- Provide peace of mind for everyone: having a POA in place can provide peace of mind for you, your family, and your loved ones. Once you know that your affairs are in order, your relatives will be assured that your intentions are clear and being carried out.
- Empower your agent to seek data from other agencies: A power of attorney can help to empower your agent to seek data from other agencies, such as the Social Security Administration or the Department of Veterans Affairs. This feature can be helpful if you need to make decisions about your benefits or your health care.
How to Setup a Power of Attorney
There are some things to remember when setting up a Power of Attorney. First, you will need to choose an agent that you trust implicitly. This person will be making important decisions on your behalf, so it’s crucial that you choose someone who you know will act in your best interests.
It would be best if you also talked with your agent about your wishes and expectations. That conversation will help them make the best decisions on your behalf and ensure they are comfortable with their role.
Finally, you will need to prepare the Power of Attorney document. It is best to organize the document with the help of an estate attorney to ensure that it is legally binding.
Once you set up your POA, you can rest assured knowing that there is someone who can take care of things for you if you are unable to do so. Doing this can provide great peace of mind, especially for those with families.
Frequently asked questions regarding POA.
You are not legally required to have a Power of Attorney, but it can be a helpful tool in many different situations.
You can choose anyone you trust to be your agent. This person will need to be over 18 and of sound mind. It’s recommended that you choose someone who lives close to you, in case they need to make decisions on your behalf.
You can revoke your Power of Attorney anytime, as long as you are of sound mind.
You will need to prepare the Power of Attorney document with the help of an attorney. This document will need to be signed by you and your witnesses and should be notarized.
If you become incapacitated without a POA, your family may need to go through the court system to have someone appointed as your guardian or conservator. This can be a lengthy and expensive process.
A lawyer-in-fact is appointed to act on your behalf legally, such as handling your finances or making medical decisions, while a POA is a document that grants someone the power to act on your behalf.
A POA gives someone the authority to make decisions on your behalf if you cannot do so. A living will outlines your desires for end-of-life care or medical procedures if you cannot communicate your wishes.
A general POA gives your agent broad authority to act on your behalf in many different situations. A special POA is much more limited in scope and only grants your agent authority to act in specific situations.
A durable POA remains in effect even if you become incapacitated, while a non-durable POA stops being valid if you become incapacitated.
Yes, in Florida you and two witnesses must sign your Power of Attorney.

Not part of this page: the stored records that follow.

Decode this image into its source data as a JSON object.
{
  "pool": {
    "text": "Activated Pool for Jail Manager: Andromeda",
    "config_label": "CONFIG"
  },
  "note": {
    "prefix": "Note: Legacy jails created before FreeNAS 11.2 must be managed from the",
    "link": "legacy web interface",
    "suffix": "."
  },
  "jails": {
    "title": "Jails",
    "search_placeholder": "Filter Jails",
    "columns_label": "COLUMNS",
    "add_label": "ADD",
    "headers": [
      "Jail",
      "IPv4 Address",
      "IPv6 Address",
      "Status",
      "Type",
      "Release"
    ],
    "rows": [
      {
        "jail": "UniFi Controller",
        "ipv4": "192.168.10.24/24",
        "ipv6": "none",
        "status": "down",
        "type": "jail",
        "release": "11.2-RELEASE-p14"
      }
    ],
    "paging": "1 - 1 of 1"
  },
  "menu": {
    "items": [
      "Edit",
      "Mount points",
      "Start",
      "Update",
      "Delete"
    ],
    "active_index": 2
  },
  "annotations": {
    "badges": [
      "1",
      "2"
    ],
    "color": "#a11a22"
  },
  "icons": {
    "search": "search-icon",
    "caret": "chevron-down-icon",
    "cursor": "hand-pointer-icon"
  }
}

Your agent is responsible for making decisions on your behalf, following your wishes. They will also need to keep records of any actions they take on your behalf and may be required to provide reports to you or the court.

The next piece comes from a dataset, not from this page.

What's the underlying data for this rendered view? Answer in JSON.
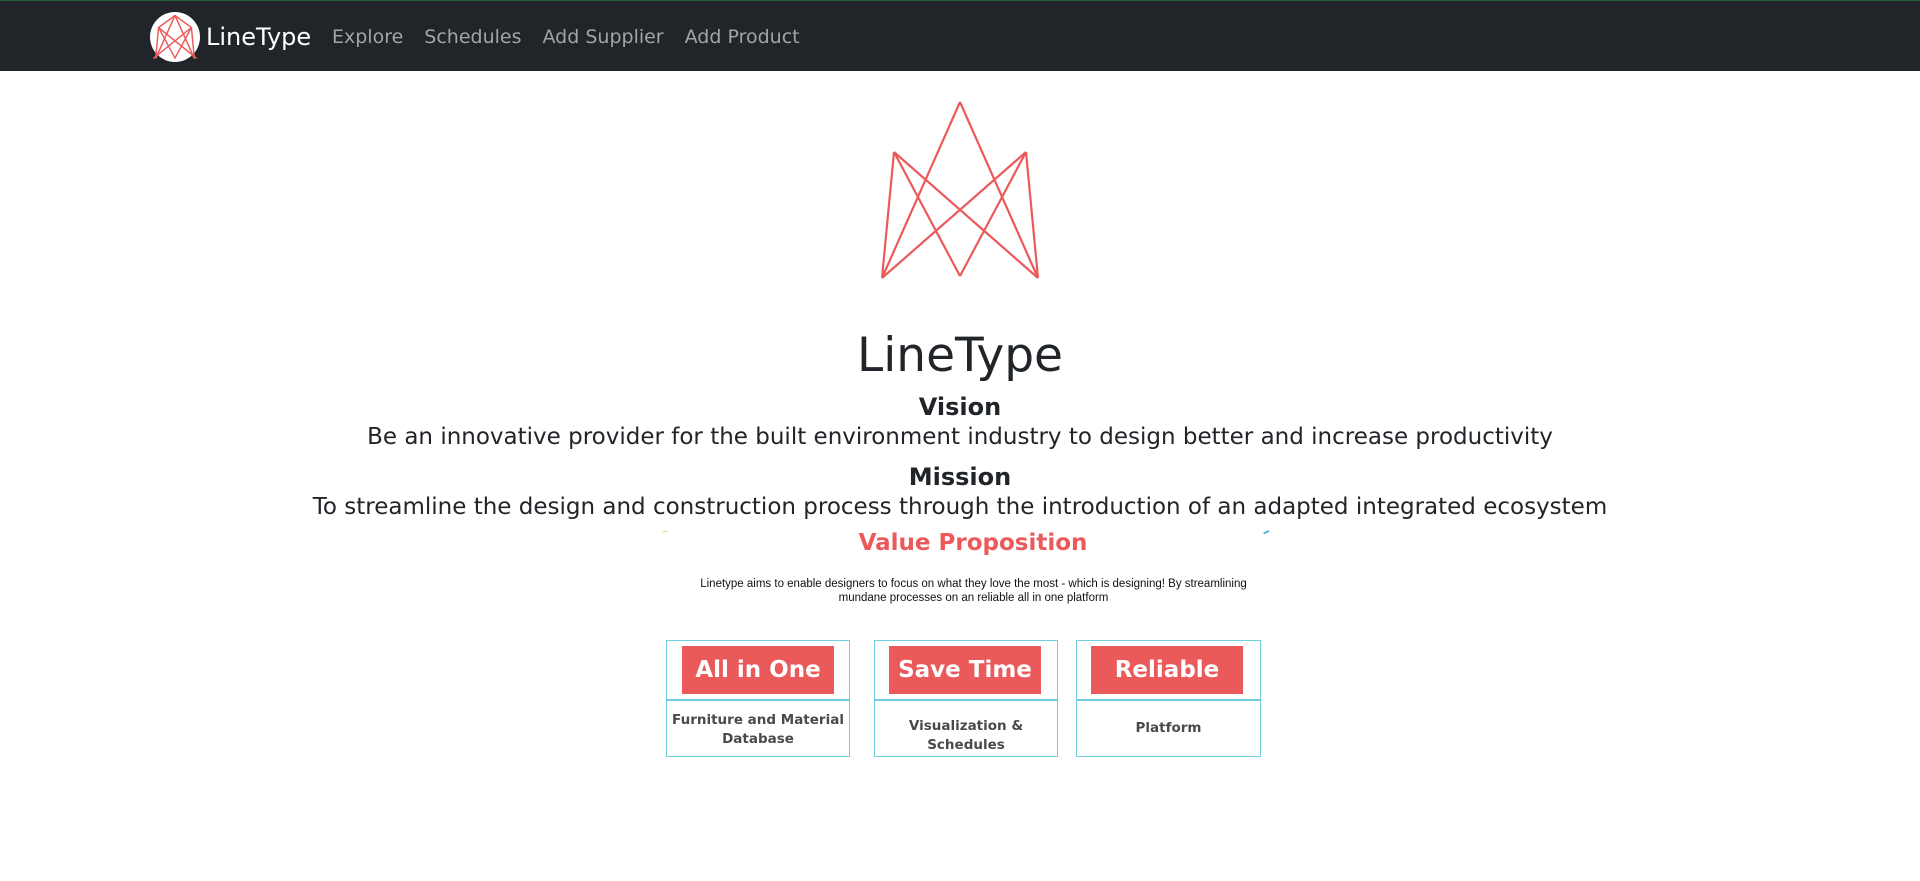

Yes, you can have more than one person as your POA. However, it’s essential to consider whether or not multiple agents can work together effectively.